*** Opening Source records ***

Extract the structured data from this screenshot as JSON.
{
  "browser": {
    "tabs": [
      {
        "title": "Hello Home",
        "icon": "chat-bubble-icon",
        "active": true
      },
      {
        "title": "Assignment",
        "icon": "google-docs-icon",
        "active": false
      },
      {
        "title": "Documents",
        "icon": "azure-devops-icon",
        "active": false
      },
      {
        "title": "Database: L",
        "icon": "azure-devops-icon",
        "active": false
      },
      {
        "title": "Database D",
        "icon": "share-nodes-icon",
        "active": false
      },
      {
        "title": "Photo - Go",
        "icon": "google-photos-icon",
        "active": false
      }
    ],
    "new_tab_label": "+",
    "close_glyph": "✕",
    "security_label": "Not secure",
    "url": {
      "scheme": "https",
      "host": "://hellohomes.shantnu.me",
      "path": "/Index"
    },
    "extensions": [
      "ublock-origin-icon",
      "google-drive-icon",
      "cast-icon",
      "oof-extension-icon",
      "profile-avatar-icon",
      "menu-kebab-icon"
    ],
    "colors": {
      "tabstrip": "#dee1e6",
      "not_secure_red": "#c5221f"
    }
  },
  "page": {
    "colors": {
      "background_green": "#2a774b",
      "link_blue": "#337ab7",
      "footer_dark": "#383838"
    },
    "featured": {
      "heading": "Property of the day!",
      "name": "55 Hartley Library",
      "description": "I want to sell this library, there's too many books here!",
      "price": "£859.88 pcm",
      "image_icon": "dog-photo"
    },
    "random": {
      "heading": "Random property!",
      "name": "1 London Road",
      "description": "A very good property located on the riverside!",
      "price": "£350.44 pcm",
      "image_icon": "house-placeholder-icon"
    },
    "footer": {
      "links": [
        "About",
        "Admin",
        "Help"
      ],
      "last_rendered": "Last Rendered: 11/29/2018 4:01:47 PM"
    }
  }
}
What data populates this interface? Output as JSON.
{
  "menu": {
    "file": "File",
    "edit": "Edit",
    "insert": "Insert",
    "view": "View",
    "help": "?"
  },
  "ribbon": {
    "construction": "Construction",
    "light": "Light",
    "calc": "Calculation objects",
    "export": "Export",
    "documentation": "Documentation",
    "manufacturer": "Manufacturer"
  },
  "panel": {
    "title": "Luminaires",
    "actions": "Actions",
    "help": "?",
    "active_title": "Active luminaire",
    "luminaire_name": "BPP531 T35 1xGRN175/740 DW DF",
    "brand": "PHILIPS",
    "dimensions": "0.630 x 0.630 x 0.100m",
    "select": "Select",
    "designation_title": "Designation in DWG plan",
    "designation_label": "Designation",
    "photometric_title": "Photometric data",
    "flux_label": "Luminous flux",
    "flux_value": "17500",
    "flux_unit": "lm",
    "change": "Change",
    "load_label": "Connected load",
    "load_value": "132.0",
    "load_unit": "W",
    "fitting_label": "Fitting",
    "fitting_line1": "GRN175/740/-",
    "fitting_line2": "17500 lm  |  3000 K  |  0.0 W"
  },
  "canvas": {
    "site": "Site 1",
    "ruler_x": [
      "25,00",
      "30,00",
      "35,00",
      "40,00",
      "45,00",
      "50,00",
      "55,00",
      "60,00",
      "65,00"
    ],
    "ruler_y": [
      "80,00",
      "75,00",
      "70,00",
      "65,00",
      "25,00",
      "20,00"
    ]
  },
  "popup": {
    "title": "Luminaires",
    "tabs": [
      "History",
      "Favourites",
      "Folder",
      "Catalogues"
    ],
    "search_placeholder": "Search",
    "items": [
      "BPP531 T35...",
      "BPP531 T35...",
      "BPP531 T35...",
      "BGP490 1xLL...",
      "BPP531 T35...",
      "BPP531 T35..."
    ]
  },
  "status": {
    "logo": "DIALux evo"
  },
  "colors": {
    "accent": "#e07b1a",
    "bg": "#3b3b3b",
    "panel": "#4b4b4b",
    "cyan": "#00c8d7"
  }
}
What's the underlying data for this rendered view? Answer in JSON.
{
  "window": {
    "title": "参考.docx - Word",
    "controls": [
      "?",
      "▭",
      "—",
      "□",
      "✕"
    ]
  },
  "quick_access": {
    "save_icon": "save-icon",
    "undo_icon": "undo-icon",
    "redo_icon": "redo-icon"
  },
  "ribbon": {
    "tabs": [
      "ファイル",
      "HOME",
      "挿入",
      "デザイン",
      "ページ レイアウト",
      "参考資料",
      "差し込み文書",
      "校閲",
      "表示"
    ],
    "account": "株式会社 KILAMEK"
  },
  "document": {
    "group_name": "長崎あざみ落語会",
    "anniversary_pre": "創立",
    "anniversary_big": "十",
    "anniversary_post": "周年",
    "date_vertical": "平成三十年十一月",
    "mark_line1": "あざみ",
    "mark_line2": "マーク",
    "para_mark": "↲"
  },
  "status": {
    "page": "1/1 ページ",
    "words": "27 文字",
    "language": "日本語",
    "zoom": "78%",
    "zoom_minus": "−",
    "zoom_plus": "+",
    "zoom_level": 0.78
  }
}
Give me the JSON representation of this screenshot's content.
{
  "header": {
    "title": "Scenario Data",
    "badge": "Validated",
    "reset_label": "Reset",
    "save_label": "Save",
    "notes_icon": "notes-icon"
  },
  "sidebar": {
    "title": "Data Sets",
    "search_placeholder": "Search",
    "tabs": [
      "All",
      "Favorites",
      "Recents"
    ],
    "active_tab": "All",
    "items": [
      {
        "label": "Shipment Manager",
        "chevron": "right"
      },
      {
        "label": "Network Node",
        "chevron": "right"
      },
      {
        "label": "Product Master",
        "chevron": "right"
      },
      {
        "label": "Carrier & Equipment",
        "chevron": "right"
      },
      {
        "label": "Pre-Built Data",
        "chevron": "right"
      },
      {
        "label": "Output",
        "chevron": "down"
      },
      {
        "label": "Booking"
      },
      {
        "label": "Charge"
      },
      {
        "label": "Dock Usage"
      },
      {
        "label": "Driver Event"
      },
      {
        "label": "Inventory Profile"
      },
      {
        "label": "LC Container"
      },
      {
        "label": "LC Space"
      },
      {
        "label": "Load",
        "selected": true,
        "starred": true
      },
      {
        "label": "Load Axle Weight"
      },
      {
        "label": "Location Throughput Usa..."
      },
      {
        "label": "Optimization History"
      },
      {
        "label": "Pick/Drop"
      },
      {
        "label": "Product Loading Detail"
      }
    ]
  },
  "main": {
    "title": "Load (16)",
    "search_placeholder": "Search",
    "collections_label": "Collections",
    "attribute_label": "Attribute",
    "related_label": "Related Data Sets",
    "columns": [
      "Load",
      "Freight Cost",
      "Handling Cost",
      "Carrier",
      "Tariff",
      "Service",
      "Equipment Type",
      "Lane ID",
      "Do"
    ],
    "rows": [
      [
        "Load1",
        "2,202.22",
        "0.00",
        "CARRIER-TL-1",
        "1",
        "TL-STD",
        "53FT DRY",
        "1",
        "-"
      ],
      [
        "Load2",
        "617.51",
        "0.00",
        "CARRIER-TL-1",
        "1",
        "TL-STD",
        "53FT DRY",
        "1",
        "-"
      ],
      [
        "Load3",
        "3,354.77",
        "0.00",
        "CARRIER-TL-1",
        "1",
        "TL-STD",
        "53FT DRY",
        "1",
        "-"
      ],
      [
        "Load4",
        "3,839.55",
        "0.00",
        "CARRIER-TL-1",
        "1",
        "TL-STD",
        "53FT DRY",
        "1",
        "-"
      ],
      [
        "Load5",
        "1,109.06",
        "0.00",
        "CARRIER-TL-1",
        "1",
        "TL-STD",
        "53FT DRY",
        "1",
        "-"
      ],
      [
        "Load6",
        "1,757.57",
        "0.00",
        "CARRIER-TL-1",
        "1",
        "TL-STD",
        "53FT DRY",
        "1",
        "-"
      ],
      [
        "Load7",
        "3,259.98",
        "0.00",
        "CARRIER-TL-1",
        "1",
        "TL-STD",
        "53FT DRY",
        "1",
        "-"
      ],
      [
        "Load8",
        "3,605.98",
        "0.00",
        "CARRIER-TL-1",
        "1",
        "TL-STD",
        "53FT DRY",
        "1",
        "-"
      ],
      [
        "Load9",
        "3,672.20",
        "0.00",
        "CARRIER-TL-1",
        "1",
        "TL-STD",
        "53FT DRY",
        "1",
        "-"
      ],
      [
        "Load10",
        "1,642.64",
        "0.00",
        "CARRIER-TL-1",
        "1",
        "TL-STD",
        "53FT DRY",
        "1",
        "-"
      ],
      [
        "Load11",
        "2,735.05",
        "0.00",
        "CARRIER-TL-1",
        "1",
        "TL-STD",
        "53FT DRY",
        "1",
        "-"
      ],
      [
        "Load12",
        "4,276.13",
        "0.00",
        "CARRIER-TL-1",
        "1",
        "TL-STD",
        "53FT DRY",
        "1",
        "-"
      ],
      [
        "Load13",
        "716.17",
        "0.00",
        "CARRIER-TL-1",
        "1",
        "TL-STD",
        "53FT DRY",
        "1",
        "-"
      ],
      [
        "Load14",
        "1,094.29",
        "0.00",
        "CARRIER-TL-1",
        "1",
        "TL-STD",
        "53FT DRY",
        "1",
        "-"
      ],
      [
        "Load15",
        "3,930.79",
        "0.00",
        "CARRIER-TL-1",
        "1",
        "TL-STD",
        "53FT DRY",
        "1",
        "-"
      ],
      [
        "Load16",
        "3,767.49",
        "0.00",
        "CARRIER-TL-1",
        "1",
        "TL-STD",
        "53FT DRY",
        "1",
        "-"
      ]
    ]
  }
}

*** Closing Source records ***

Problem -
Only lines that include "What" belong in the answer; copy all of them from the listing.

Exercise solution -
What data populates this interface? Output as JSON.
What's the underlying data for this rendered view? Answer in JSON.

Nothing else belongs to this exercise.